::: INFORMATION GIVEN :::

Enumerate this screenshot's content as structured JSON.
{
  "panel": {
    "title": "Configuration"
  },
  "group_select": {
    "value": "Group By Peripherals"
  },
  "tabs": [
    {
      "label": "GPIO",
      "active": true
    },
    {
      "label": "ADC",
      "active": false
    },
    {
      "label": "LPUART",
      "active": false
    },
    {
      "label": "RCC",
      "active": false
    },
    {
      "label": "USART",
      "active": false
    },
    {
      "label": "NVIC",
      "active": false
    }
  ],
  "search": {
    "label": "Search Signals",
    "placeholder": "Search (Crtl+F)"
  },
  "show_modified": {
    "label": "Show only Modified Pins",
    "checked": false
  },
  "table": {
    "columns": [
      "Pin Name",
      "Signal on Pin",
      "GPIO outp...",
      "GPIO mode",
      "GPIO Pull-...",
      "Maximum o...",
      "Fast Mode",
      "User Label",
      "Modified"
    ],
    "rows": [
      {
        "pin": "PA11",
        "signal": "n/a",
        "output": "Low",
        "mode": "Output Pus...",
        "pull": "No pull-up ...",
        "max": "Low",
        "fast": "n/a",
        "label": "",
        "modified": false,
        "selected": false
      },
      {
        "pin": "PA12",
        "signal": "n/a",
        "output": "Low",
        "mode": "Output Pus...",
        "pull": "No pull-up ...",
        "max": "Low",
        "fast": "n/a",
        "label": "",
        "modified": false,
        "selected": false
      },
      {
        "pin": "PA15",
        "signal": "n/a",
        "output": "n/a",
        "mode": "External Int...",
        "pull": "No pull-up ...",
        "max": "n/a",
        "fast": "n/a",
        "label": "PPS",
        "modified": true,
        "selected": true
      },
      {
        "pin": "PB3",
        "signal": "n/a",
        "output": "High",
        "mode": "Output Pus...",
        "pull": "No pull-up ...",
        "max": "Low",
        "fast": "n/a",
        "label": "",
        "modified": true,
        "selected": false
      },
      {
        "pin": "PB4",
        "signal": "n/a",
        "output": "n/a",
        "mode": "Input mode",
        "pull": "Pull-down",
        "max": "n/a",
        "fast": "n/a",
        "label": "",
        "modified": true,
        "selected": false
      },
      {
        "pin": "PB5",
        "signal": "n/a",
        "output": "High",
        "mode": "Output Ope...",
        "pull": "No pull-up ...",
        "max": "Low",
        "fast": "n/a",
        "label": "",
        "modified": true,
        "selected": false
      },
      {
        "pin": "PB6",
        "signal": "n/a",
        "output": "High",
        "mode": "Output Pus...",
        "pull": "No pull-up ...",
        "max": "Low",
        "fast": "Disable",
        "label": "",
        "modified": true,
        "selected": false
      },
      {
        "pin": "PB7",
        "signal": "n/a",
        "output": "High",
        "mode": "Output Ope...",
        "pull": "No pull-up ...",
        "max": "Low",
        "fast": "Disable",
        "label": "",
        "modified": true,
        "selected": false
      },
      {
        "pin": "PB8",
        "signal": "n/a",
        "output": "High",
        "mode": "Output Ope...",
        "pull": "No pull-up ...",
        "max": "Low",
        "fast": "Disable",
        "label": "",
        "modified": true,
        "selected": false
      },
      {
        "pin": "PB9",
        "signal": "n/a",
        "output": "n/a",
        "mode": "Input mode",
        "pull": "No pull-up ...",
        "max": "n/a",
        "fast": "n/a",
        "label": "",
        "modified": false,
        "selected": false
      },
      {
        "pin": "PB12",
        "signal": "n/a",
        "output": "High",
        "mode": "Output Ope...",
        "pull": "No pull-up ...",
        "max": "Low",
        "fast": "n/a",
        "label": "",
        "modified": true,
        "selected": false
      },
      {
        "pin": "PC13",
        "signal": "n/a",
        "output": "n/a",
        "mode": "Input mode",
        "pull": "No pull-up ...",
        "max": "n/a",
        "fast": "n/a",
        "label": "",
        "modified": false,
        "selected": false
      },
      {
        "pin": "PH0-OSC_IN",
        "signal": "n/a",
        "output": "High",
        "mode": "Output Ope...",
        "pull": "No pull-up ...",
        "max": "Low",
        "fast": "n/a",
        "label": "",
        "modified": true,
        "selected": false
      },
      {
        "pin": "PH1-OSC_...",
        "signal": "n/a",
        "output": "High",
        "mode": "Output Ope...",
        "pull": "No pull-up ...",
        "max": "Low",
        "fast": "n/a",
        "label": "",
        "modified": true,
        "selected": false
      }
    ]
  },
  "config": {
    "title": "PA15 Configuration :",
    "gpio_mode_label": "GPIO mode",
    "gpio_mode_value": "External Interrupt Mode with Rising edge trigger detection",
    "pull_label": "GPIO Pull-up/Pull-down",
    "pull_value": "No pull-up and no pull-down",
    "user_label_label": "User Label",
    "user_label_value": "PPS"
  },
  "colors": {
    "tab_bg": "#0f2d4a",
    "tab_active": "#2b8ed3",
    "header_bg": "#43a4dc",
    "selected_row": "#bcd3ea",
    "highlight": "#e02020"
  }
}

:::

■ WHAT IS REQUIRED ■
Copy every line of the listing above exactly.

■ SOLUTION FOR THIS PROBLEM ■
Enumerate this screenshot's content as structured JSON.
{
  "panel": {
    "title": "Configuration"
  },
  "group_select": {
    "value": "Group By Peripherals"
  },
  "tabs": [
    {
      "label": "GPIO",
      "active": true
    },
    {
      "label": "ADC",
      "active": false
    },
    {
      "label": "LPUART",
      "active": false
    },
    {
      "label": "RCC",
      "active": false
    },
    {
      "label": "USART",
      "active": false
    },
    {
      "label": "NVIC",
      "active": false
    }
  ],
  "search": {
    "label": "Search Signals",
    "placeholder": "Search (Crtl+F)"
  },
  "show_modified": {
    "label": "Show only Modified Pins",
    "checked": false
  },
  "table": {
    "columns": [
      "Pin Name",
      "Signal on Pin",
      "GPIO outp...",
      "GPIO mode",
      "GPIO Pull-...",
      "Maximum o...",
      "Fast Mode",
      "User Label",
      "Modified"
    ],
    "rows": [
      {
        "pin": "PA11",
        "signal": "n/a",
        "output": "Low",
        "mode": "Output Pus...",
        "pull": "No pull-up ...",
        "max": "Low",
        "fast": "n/a",
        "label": "",
        "modified": false,
        "selected": false
      },
      {
        "pin": "PA12",
        "signal": "n/a",
        "output": "Low",
        "mode": "Output Pus...",
        "pull": "No pull-up ...",
        "max": "Low",
        "fast": "n/a",
        "label": "",
        "modified": false,
        "selected": false
      },
      {
        "pin": "PA15",
        "signal": "n/a",
        "output": "n/a",
        "mode": "External Int...",
        "pull": "No pull-up ...",
        "max": "n/a",
        "fast": "n/a",
        "label": "PPS",
        "modified": true,
        "selected": true
      },
      {
        "pin": "PB3",
        "signal": "n/a",
        "output": "High",
        "mode": "Output Pus...",
        "pull": "No pull-up ...",
        "max": "Low",
        "fast": "n/a",
        "label": "",
        "modified": true,
        "selected": false
      },
      {
        "pin": "PB4",
        "signal": "n/a",
        "output": "n/a",
        "mode": "Input mode",
        "pull": "Pull-down",
        "max": "n/a",
        "fast": "n/a",
        "label": "",
        "modified": true,
        "selected": false
      },
      {
        "pin": "PB5",
        "signal": "n/a",
        "output": "High",
        "mode": "Output Ope...",
        "pull": "No pull-up ...",
        "max": "Low",
        "fast": "n/a",
        "label": "",
        "modified": true,
        "selected": false
      },
      {
        "pin": "PB6",
        "signal": "n/a",
        "output": "High",
        "mode": "Output Pus...",
        "pull": "No pull-up ...",
        "max": "Low",
        "fast": "Disable",
        "label": "",
        "modified": true,
        "selected": false
      },
      {
        "pin": "PB7",
        "signal": "n/a",
        "output": "High",
        "mode": "Output Ope...",
        "pull": "No pull-up ...",
        "max": "Low",
        "fast": "Disable",
        "label": "",
        "modified": true,
        "selected": false
      },
      {
        "pin": "PB8",
        "signal": "n/a",
        "output": "High",
        "mode": "Output Ope...",
        "pull": "No pull-up ...",
        "max": "Low",
        "fast": "Disable",
        "label": "",
        "modified": true,
        "selected": false
      },
      {
        "pin": "PB9",
        "signal": "n/a",
        "output": "n/a",
        "mode": "Input mode",
        "pull": "No pull-up ...",
        "max": "n/a",
        "fast": "n/a",
        "label": "",
        "modified": false,
        "selected": false
      },
      {
        "pin": "PB12",
        "signal": "n/a",
        "output": "High",
        "mode": "Output Ope...",
        "pull": "No pull-up ...",
        "max": "Low",
        "fast": "n/a",
        "label": "",
        "modified": true,
        "selected": false
      },
      {
        "pin": "PC13",
        "signal": "n/a",
        "output": "n/a",
        "mode": "Input mode",
        "pull": "No pull-up ...",
        "max": "n/a",
        "fast": "n/a",
        "label": "",
        "modified": false,
        "selected": false
      },
      {
        "pin": "PH0-OSC_IN",
        "signal": "n/a",
        "output": "High",
        "mode": "Output Ope...",
        "pull": "No pull-up ...",
        "max": "Low",
        "fast": "n/a",
        "label": "",
        "modified": true,
        "selected": false
      },
      {
        "pin": "PH1-OSC_...",
        "signal": "n/a",
        "output": "High",
        "mode": "Output Ope...",
        "pull": "No pull-up ...",
        "max": "Low",
        "fast": "n/a",
        "label": "",
        "modified": true,
        "selected": false
      }
    ]
  },
  "config": {
    "title": "PA15 Configuration :",
    "gpio_mode_label": "GPIO mode",
    "gpio_mode_value": "External Interrupt Mode with Rising edge trigger detection",
    "pull_label": "GPIO Pull-up/Pull-down",
    "pull_value": "No pull-up and no pull-down",
    "user_label_label": "User Label",
    "user_label_value": "PPS"
  },
  "colors": {
    "tab_bg": "#0f2d4a",
    "tab_active": "#2b8ed3",
    "header_bg": "#43a4dc",
    "selected_row": "#bcd3ea",
    "highlight": "#e02020"
  }
}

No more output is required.